"Jamaica Inn"


Mysterious Happenings On Desolate Moor

By a London Staff Reporter.

Production is well advanced on "Jamaica Inn," a story of the Cornish wreckers of 100 years ago and of mysterious happenings at a sinister inn on a desolate moor.

At the Elstree studios of the Mayflower Picture Corporation, Ltd., yesterday I saw Mr. Charles Laughton. Mr. Leslie Banks, and other leading British film stars making scenes for the film under the direction of Mr. Alfred Hitchcock.

In the spring the film will be completed when a production unit will go down to Cornwall to take Mr. Laughton in further exterior scenes

Mr. Tom Morahan, the art director, told me that he would have liked to "shoot" the greater part of the film in Cornwall, but for a variety of reasons this was not possible. Climatic conditions in this country, for for one thing, are too uncertain for outdoor film work.


Many Difficulties In The Way

Cornwall today, with telegraph poles, electric pylons, and motor traffic, to say nothing of concrete-block bungalows, does not provide the right setting for a period film. As Mr. Morahan's aim was, as he put it, "to get the spirit of Cornwall as it was 100 years ago on the screen," he had to resort to the film technician's tricks of the trade.

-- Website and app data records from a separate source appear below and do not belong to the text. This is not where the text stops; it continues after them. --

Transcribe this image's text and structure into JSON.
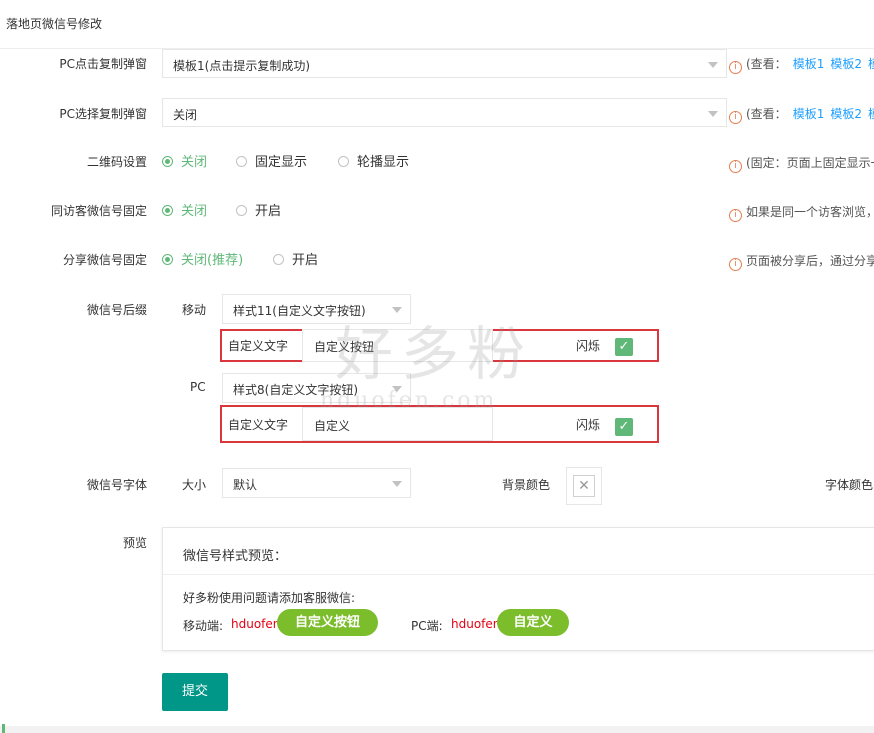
{
  "header": {
    "title": "落地页微信号修改"
  },
  "rows": {
    "pc_click": {
      "label": "PC点击复制弹窗",
      "value": "模板1(点击提示复制成功)",
      "hint_prefix": "(查看：",
      "links": [
        "模板1",
        "模板2",
        "模"
      ]
    },
    "pc_select": {
      "label": "PC选择复制弹窗",
      "value": "关闭",
      "hint_prefix": "(查看：",
      "links": [
        "模板1",
        "模板2",
        "模"
      ]
    },
    "qrcode": {
      "label": "二维码设置",
      "options": [
        "关闭",
        "固定显示",
        "轮播显示"
      ],
      "selected": 0,
      "hint": "(固定：页面上固定显示一"
    },
    "same_visitor": {
      "label": "同访客微信号固定",
      "options": [
        "关闭",
        "开启"
      ],
      "selected": 0,
      "hint": "如果是同一个访客浏览，"
    },
    "share": {
      "label": "分享微信号固定",
      "options": [
        "关闭(推荐)",
        "开启"
      ],
      "selected": 0,
      "hint": "页面被分享后，通过分享"
    }
  },
  "suffix": {
    "label": "微信号后缀",
    "mobile": {
      "label": "移动",
      "style": "样式11(自定义文字按钮)",
      "text_label": "自定义文字",
      "text_value": "自定义按钮",
      "blink_label": "闪烁",
      "blink_checked": true
    },
    "pc": {
      "label": "PC",
      "style": "样式8(自定义文字按钮)",
      "text_label": "自定义文字",
      "text_value": "自定义",
      "blink_label": "闪烁",
      "blink_checked": true
    }
  },
  "font": {
    "label": "微信号字体",
    "size_label": "大小",
    "size_value": "默认",
    "bg_label": "背景颜色",
    "color_label": "字体颜色"
  },
  "preview": {
    "label": "预览",
    "title": "微信号样式预览：",
    "line": "好多粉使用问题请添加客服微信:",
    "mobile_label": "移动端:",
    "mobile_id": "hduofen",
    "mobile_button": "自定义按钮",
    "pc_label": "PC端:",
    "pc_id": "hduofen",
    "pc_button": "自定义"
  },
  "submit_label": "提交",
  "watermark": {
    "cn": "好多粉",
    "en": "hduofen.com"
  },
  "colors": {
    "accent_green": "#5fb878",
    "button_green": "#7cbd2c",
    "submit_teal": "#009688",
    "link_blue": "#1e9fff",
    "highlight_red": "#d9363e",
    "id_red": "#e60012"
  }
}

This involved several trips to Cornwall, when hundreds of photographs of Cornish architecture and scenery were taken; and extensive research, in the course of which' such books as "The story of Cornwall," "Cornish wrecks and wreckers." and "The history of the Falmouth packets" were invaluable.


One of Mr. Morahan's greatest difficulties was to find buildings which date back to about 1815 and which would fit in the story of the film. In this respect he regarded the old post office at Tintagel as one of his greatest finds, and he used much of the architectural details therein when constructing studio interiors of the Jamaica Inn.

Another obstacle he encountered was to discover a stretch of moorland road in an appropriate setting, but without a tarmacadam surface or telegraph poles, on which a coach scene could be taken. Eventually he found a rough track on Bodmin Moor, near Altarnun, which was ideal for his purpose.

The coach used for this particular scene is another example of the care taken by Mr. Morahan to ensure that more or less minor details are historically accurate. The vehicle, constructed by the studio carpenters, is a replica of the "Exeter Fly," as depicted in the paintings of T. Rolandson.


In the film a striking contrast is struck between the rough, tumble-down inn on the Moor and the luxuriously-appointed residence of the squire, played by Mr. Charles Laughton, who by day is the typical, wealthy country gentleman and by night the leader of the wreckers. His house, as shown in the film, is based on several residences in Cornwall, and by a coincidence has a close resemblance to one famous building in the county, which the father of Mr. Robert Newton — who has a prominent part in the film — was commissioned to paint shortly before it was burned down a few years ago.

Mevagissey, Looe, Polperro, Mousehole, and Falmouth, among other places, were closely studied by Mr. Morahan in his search for suitable backgrounds for scenes in the film.

The presence of modern buildings next to old ones precluded the use of all these subjects for backcloths, and so he returned with photographs of the best 19th century buildings and set to work to design composite representations of a Cornish seaport.


Thus, when those who are familiar with Cornwall see the film they will recognize the distinctive characteristics of a Cornish town, but for the reasons stated above will be unable to say, "Ah, that is the quayside at Falmouth or Mevagissey."

While in the studios I was shown the "sets" used in the making of the film. They include a huge cliff set before which a fight takes place between the wreckers and the preventive men, the panelled dining-room in the squire's house, and a gloomy cellar underneath the inn — in which the wreckers' loot is hidden. Outside more ambitious "lots" have been erected. The wreckers lure a West Indiaman on to the rocks, and one "lot" is a representation in wood, canvas, and plaster of the vessel plunging on the rocks


To obtain the effect of waves dashing over the stricken ship, huge wooden chutes have been built, down which water, pumped by the studio fire-engine, will gush on to the deck. Nearby is a stretch of rolling moorland, with a towering backcloth of stormy sky, which is based on an actual moorland scene photographed by Mr. Morahan in Cornwall.

To describe how models of ships and buildings are used in conjunction with mirrors against backgrounds of painted canvas and plaster to get life-like results would be unfair to Mr. Morahan and his fellow experts in trick photography, and incidentally it would be a shame to disillusion the film-loving public.

But having been behind the scenes to see how films are made, I shall make a point of seeing "Jamaica Inn" when it is released later this year to see if I can detect which scenes were taken in Cornwall and which in the studio, and those in which trick photography was employed.